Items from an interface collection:
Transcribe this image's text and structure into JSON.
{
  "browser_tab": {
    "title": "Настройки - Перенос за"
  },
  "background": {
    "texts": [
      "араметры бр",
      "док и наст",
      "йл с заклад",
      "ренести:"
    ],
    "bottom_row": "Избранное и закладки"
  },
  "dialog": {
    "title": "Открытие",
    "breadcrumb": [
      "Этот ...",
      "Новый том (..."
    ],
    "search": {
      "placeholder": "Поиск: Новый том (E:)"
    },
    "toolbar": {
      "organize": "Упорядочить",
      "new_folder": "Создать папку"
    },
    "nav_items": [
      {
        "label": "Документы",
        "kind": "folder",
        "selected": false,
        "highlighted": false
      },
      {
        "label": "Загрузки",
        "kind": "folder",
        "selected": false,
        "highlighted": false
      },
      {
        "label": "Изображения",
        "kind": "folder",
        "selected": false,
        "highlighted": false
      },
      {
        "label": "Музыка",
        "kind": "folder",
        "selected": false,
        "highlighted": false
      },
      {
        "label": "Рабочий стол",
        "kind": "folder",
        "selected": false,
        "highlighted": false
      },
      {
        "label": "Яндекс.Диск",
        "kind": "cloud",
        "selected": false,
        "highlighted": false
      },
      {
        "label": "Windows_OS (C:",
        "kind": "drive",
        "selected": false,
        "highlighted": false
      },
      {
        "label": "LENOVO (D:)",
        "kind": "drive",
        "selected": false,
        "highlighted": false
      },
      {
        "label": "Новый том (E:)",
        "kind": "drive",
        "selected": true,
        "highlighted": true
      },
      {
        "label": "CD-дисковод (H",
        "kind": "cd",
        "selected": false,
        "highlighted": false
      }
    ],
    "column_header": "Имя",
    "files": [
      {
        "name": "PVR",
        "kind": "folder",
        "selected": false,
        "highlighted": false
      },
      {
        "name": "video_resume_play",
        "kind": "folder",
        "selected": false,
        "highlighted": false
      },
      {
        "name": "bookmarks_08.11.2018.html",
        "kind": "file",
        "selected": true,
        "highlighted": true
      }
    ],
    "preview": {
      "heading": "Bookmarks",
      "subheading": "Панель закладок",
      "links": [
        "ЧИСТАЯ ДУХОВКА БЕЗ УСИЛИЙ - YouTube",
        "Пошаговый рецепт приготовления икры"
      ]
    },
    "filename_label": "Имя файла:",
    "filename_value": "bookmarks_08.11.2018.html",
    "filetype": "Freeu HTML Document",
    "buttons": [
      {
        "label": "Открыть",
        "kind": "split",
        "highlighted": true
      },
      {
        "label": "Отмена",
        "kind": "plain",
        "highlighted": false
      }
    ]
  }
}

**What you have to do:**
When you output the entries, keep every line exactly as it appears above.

**Answer:**
Transcribe this image's text and structure into JSON.
{
  "browser_tab": {
    "title": "Настройки - Перенос за"
  },
  "background": {
    "texts": [
      "араметры бр",
      "док и наст",
      "йл с заклад",
      "ренести:"
    ],
    "bottom_row": "Избранное и закладки"
  },
  "dialog": {
    "title": "Открытие",
    "breadcrumb": [
      "Этот ...",
      "Новый том (..."
    ],
    "search": {
      "placeholder": "Поиск: Новый том (E:)"
    },
    "toolbar": {
      "organize": "Упорядочить",
      "new_folder": "Создать папку"
    },
    "nav_items": [
      {
        "label": "Документы",
        "kind": "folder",
        "selected": false,
        "highlighted": false
      },
      {
        "label": "Загрузки",
        "kind": "folder",
        "selected": false,
        "highlighted": false
      },
      {
        "label": "Изображения",
        "kind": "folder",
        "selected": false,
        "highlighted": false
      },
      {
        "label": "Музыка",
        "kind": "folder",
        "selected": false,
        "highlighted": false
      },
      {
        "label": "Рабочий стол",
        "kind": "folder",
        "selected": false,
        "highlighted": false
      },
      {
        "label": "Яндекс.Диск",
        "kind": "cloud",
        "selected": false,
        "highlighted": false
      },
      {
        "label": "Windows_OS (C:",
        "kind": "drive",
        "selected": false,
        "highlighted": false
      },
      {
        "label": "LENOVO (D:)",
        "kind": "drive",
        "selected": false,
        "highlighted": false
      },
      {
        "label": "Новый том (E:)",
        "kind": "drive",
        "selected": true,
        "highlighted": true
      },
      {
        "label": "CD-дисковод (H",
        "kind": "cd",
        "selected": false,
        "highlighted": false
      }
    ],
    "column_header": "Имя",
    "files": [
      {
        "name": "PVR",
        "kind": "folder",
        "selected": false,
        "highlighted": false
      },
      {
        "name": "video_resume_play",
        "kind": "folder",
        "selected": false,
        "highlighted": false
      },
      {
        "name": "bookmarks_08.11.2018.html",
        "kind": "file",
        "selected": true,
        "highlighted": true
      }
    ],
    "preview": {
      "heading": "Bookmarks",
      "subheading": "Панель закладок",
      "links": [
        "ЧИСТАЯ ДУХОВКА БЕЗ УСИЛИЙ - YouTube",
        "Пошаговый рецепт приготовления икры"
      ]
    },
    "filename_label": "Имя файла:",
    "filename_value": "bookmarks_08.11.2018.html",
    "filetype": "Freeu HTML Document",
    "buttons": [
      {
        "label": "Открыть",
        "kind": "split",
        "highlighted": true
      },
      {
        "label": "Отмена",
        "kind": "plain",
        "highlighted": false
      }
    ]
  }
}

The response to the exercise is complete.